• **Required action**:
Give a count of the lines below that have the string "value" in them, with no other words.

[Data for this task Boundary: Start]

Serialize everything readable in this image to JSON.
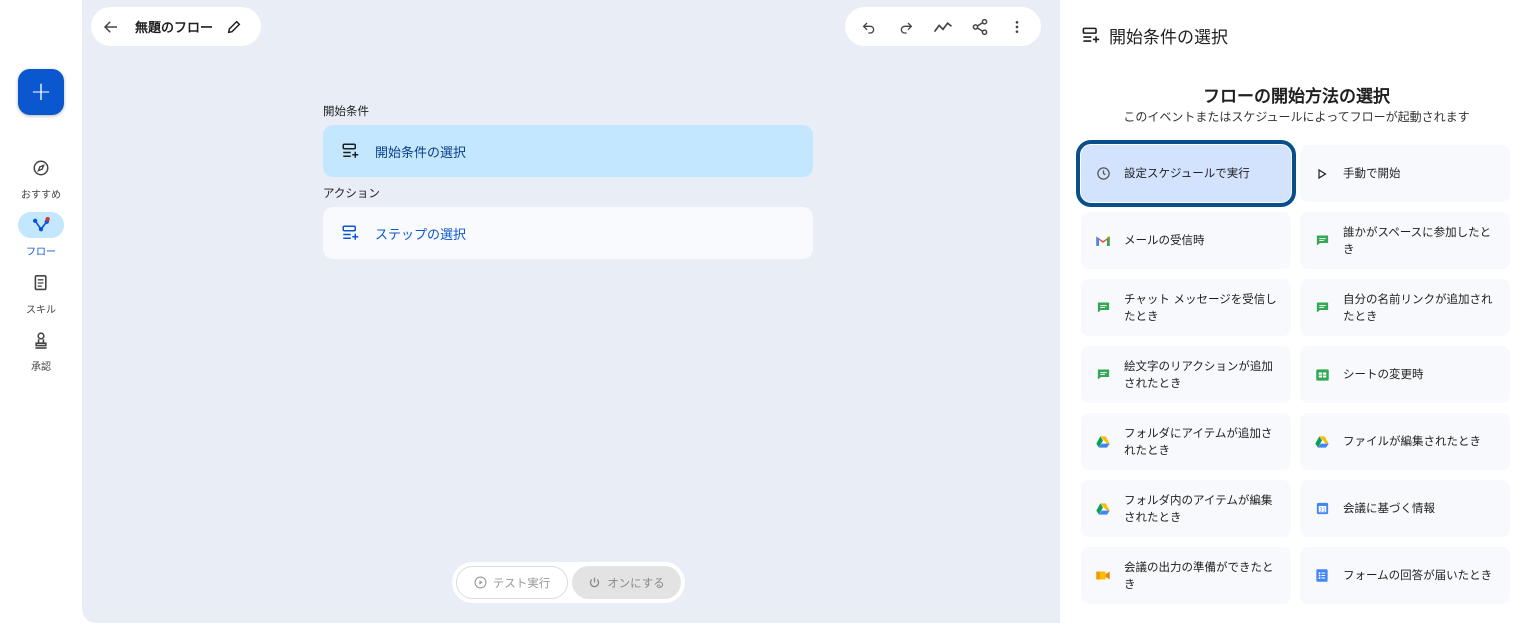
{
  "nav": {
    "create_label": "+",
    "items": [
      {
        "label": "おすすめ",
        "icon": "compass-icon"
      },
      {
        "label": "フロー",
        "icon": "flow-icon"
      },
      {
        "label": "スキル",
        "icon": "skill-icon"
      },
      {
        "label": "承認",
        "icon": "approval-icon"
      }
    ]
  },
  "header": {
    "title": "無題のフロー"
  },
  "canvas": {
    "trigger_section": "開始条件",
    "trigger_card": "開始条件の選択",
    "action_section": "アクション",
    "action_card": "ステップの選択"
  },
  "bottom": {
    "test_label": "テスト実行",
    "enable_label": "オンにする"
  },
  "panel": {
    "title": "開始条件の選択",
    "heading": "フローの開始方法の選択",
    "subheading": "このイベントまたはスケジュールによってフローが起動されます",
    "options": [
      {
        "label": "設定スケジュールで実行",
        "icon": "clock-icon",
        "selected": true
      },
      {
        "label": "手動で開始",
        "icon": "play-icon"
      },
      {
        "label": "メールの受信時",
        "icon": "gmail-icon"
      },
      {
        "label": "誰かがスペースに参加したとき",
        "icon": "chat-icon"
      },
      {
        "label": "チャット メッセージを受信したとき",
        "icon": "chat-icon"
      },
      {
        "label": "自分の名前リンクが追加されたとき",
        "icon": "chat-icon"
      },
      {
        "label": "絵文字のリアクションが追加されたとき",
        "icon": "chat-icon"
      },
      {
        "label": "シートの変更時",
        "icon": "sheets-icon"
      },
      {
        "label": "フォルダにアイテムが追加されたとき",
        "icon": "drive-icon"
      },
      {
        "label": "ファイルが編集されたとき",
        "icon": "drive-icon"
      },
      {
        "label": "フォルダ内のアイテムが編集されたとき",
        "icon": "drive-icon"
      },
      {
        "label": "会議に基づく情報",
        "icon": "calendar-icon"
      },
      {
        "label": "会議の出力の準備ができたとき",
        "icon": "meet-icon"
      },
      {
        "label": "フォームの回答が届いたとき",
        "icon": "forms-icon"
      }
    ]
  },
  "colors": {
    "accent": "#0b57d0",
    "canvas_bg": "#e8edf6",
    "selected_bg": "#c2e7ff",
    "selected_outline": "#0b4f8a"
  }
}
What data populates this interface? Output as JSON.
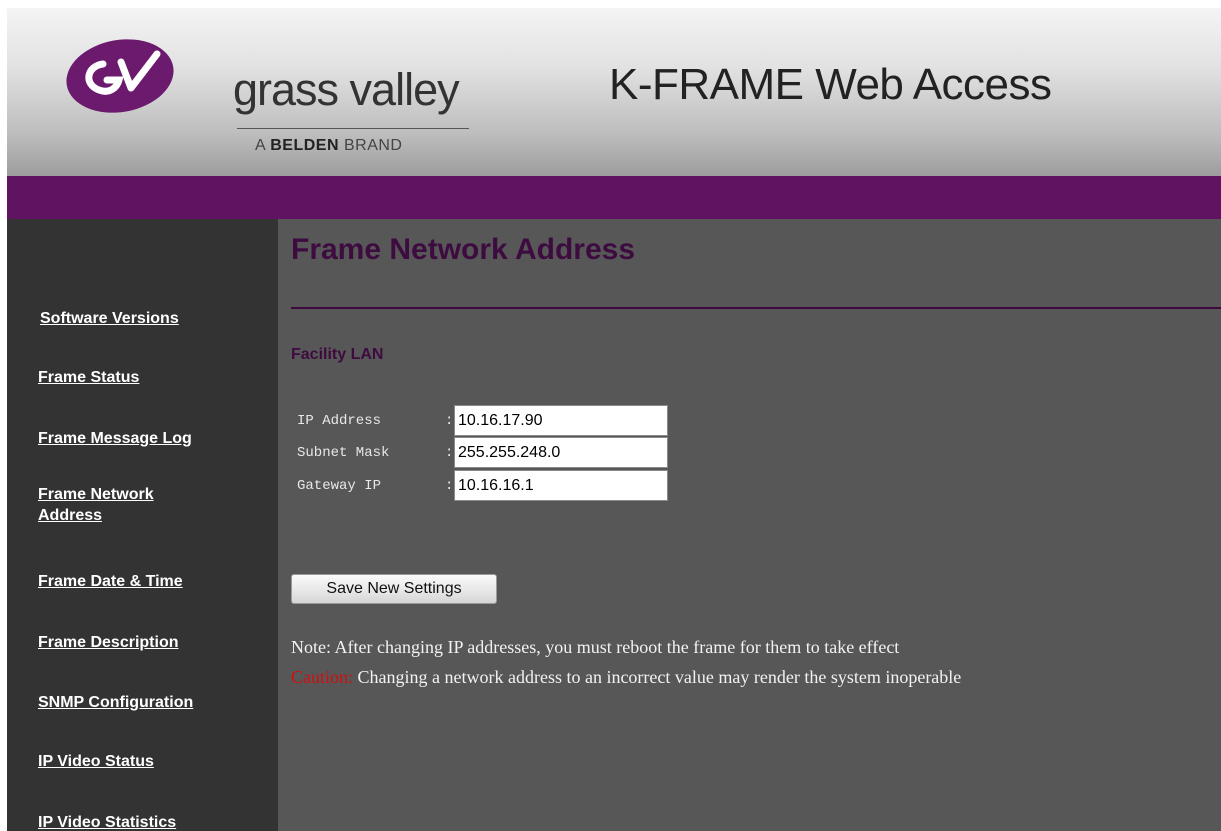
{
  "header": {
    "brand_name": "grass valley",
    "brand_tag_prefix": "A ",
    "brand_tag_bold": "BELDEN",
    "brand_tag_suffix": " BRAND",
    "app_title": "K-FRAME Web Access",
    "logo_icon": "grass-valley-logo"
  },
  "colors": {
    "accent_purple": "#5f1361",
    "title_purple": "#3e0b40",
    "sidebar_bg": "#333333",
    "main_bg": "#575757",
    "caution_red": "#d01010"
  },
  "sidebar": {
    "items": [
      {
        "label": "Software Versions"
      },
      {
        "label": "Frame Status"
      },
      {
        "label": "Frame Message Log"
      },
      {
        "label": "Frame Network Address"
      },
      {
        "label": "Frame Date & Time"
      },
      {
        "label": "Frame Description"
      },
      {
        "label": "SNMP Configuration"
      },
      {
        "label": "IP Video Status"
      },
      {
        "label": "IP Video Statistics"
      }
    ]
  },
  "main": {
    "page_title": "Frame Network Address",
    "section_title": "Facility LAN",
    "fields": [
      {
        "label": "IP Address",
        "colon": ":",
        "value": "10.16.17.90"
      },
      {
        "label": "Subnet Mask",
        "colon": ":",
        "value": "255.255.248.0"
      },
      {
        "label": "Gateway IP",
        "colon": ":",
        "value": "10.16.16.1"
      }
    ],
    "save_label": "Save New Settings",
    "note_text": "Note: After changing IP addresses, you must reboot the frame for them to take effect",
    "caution_word": "Caution:",
    "caution_text": " Changing a network address to an incorrect value may render the system inoperable"
  }
}
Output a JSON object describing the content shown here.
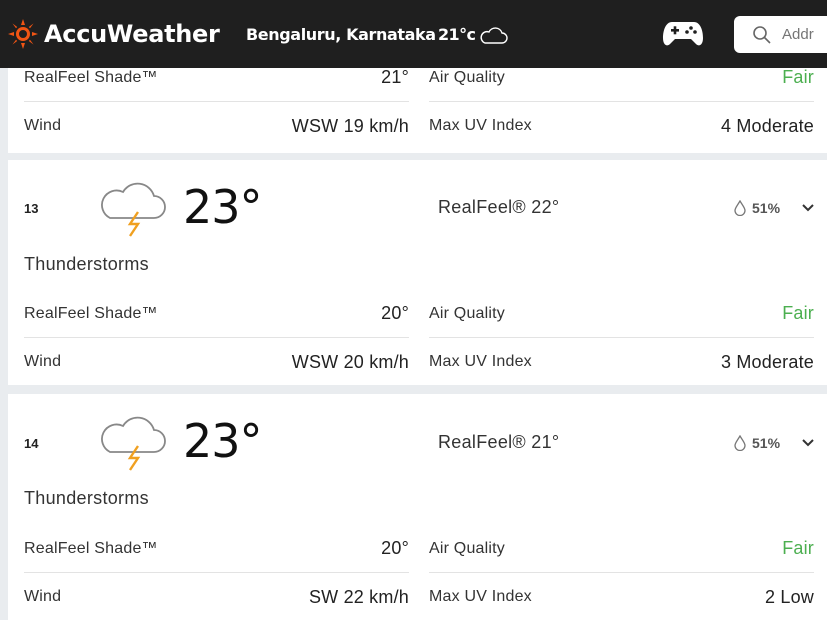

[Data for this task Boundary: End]

• **Task output**:
4